> **INSTRUCTIONS TO FOLLOW**: Find the word "value" in the listing, and copy out each line where it turns up.

> **MATERIAL FOR THIS EXERCISE**:
◆ ◆ ◆ ◆ ◆ ◆ ◆

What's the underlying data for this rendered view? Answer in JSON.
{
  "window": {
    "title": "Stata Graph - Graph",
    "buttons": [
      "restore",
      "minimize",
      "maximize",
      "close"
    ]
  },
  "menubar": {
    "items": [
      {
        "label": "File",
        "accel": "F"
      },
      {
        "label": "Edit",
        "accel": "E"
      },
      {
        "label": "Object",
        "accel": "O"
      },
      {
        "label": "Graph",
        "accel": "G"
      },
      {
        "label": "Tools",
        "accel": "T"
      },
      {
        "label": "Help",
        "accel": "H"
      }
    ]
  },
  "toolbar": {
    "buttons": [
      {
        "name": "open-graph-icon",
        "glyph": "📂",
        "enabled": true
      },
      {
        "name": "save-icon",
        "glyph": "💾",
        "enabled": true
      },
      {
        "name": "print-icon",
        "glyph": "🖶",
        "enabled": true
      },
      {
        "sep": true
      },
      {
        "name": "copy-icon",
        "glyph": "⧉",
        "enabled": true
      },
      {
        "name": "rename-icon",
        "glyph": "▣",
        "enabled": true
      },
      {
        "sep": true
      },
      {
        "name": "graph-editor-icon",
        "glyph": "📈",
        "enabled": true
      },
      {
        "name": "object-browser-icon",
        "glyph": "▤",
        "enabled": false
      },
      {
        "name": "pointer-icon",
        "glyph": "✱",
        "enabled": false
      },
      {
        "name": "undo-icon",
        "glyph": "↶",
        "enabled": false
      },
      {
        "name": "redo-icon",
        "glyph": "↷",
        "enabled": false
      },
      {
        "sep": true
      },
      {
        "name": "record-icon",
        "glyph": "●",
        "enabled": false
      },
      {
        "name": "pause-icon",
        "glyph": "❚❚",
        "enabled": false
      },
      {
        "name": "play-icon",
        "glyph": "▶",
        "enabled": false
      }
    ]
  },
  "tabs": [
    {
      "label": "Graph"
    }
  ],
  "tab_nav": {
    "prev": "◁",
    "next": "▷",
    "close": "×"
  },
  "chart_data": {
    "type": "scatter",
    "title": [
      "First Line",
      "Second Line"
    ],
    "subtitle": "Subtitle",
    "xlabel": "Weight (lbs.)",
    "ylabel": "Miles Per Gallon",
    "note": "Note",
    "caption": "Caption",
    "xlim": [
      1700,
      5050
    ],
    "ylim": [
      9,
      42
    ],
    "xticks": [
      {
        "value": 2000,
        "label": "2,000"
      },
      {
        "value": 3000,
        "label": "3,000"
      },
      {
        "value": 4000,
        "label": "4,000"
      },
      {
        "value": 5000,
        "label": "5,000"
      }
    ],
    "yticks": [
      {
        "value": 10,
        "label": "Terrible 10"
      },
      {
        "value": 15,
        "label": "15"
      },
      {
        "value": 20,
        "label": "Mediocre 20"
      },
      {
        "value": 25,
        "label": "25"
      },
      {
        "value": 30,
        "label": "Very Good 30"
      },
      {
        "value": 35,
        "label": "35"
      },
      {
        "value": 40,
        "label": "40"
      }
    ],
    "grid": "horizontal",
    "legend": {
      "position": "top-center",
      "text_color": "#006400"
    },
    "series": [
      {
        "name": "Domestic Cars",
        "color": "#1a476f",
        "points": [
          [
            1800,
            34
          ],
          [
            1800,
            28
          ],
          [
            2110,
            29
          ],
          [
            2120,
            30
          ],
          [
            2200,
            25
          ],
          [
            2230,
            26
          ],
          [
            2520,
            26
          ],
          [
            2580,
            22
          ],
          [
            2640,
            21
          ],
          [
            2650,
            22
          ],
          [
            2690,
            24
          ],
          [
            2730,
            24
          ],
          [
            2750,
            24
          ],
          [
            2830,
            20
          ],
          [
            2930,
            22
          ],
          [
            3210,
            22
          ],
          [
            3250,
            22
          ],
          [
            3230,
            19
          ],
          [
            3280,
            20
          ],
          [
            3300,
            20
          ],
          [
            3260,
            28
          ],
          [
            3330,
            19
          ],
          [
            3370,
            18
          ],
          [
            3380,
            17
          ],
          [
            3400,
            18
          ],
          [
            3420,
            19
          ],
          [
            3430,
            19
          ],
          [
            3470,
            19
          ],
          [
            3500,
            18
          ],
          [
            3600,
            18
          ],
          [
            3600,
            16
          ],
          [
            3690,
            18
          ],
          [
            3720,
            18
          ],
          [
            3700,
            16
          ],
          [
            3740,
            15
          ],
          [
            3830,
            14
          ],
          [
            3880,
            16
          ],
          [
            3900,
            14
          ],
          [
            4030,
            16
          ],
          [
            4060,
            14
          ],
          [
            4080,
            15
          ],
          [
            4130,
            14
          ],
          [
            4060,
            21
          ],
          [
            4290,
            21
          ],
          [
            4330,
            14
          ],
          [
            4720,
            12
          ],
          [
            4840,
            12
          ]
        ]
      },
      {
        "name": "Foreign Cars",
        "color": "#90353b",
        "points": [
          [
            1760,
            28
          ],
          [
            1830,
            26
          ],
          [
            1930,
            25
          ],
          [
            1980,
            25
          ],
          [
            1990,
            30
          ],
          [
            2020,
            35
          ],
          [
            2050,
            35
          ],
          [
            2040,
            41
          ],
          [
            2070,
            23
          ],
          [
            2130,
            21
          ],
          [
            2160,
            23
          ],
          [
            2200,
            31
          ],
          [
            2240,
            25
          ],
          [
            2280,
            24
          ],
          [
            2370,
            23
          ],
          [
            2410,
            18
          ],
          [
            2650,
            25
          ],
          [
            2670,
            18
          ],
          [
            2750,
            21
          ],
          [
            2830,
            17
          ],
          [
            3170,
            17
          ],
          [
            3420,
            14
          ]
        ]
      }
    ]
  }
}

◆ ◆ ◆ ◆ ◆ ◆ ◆

> **YOUR RESPONSE**:
        "value": 2000,
        "value": 3000,
        "value": 4000,
        "value": 5000,
        "value": 10,
        "value": 15,
        "value": 20,
        "value": 25,
        "value": 30,
        "value": 35,
        "value": 40,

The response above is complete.